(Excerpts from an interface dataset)
+===+

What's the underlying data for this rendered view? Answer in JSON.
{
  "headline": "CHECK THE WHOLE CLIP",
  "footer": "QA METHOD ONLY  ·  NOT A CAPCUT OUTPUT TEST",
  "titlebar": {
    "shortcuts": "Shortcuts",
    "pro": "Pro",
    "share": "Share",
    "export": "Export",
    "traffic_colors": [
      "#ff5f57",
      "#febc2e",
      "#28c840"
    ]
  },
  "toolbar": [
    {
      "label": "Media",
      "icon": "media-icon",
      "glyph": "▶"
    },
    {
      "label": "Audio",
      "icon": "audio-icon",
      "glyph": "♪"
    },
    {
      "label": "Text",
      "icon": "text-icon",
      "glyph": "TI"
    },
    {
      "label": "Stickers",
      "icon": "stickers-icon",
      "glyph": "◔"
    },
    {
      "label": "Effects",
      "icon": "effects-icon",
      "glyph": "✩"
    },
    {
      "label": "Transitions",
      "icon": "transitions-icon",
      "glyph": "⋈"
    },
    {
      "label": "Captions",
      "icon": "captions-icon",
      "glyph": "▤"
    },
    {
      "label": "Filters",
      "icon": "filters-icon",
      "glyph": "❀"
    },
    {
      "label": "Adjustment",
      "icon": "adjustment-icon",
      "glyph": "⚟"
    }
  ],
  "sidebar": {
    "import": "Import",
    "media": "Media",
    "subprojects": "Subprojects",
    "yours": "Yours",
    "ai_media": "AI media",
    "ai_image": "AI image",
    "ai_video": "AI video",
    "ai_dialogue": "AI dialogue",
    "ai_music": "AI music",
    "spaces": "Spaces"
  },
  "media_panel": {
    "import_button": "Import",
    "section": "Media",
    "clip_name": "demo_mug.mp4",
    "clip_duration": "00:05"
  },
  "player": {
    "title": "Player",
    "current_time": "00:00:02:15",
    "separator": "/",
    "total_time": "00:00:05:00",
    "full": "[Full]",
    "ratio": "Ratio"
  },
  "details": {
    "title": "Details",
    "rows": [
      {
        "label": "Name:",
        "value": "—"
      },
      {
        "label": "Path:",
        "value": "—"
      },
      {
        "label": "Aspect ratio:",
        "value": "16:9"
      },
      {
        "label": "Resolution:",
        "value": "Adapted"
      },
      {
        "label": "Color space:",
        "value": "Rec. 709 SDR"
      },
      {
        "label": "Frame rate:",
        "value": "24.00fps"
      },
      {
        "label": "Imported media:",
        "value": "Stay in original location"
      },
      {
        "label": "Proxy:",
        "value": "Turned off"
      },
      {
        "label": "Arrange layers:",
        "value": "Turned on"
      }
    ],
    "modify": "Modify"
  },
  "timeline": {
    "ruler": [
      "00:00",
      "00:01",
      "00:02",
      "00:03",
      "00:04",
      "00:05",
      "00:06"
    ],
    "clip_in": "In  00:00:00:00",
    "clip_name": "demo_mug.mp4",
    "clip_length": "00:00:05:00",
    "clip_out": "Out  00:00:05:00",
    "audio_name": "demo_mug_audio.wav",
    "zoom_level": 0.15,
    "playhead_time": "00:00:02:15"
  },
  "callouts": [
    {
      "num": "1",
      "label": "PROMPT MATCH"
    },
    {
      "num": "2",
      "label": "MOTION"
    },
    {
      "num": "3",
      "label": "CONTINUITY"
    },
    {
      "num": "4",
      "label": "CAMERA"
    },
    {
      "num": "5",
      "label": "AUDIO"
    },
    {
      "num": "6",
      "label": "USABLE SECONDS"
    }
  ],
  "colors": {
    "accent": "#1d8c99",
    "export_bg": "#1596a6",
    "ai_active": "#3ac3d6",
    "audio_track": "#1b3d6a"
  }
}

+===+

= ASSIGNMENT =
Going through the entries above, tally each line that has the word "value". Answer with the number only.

= EXERCISE OUTPUT =
9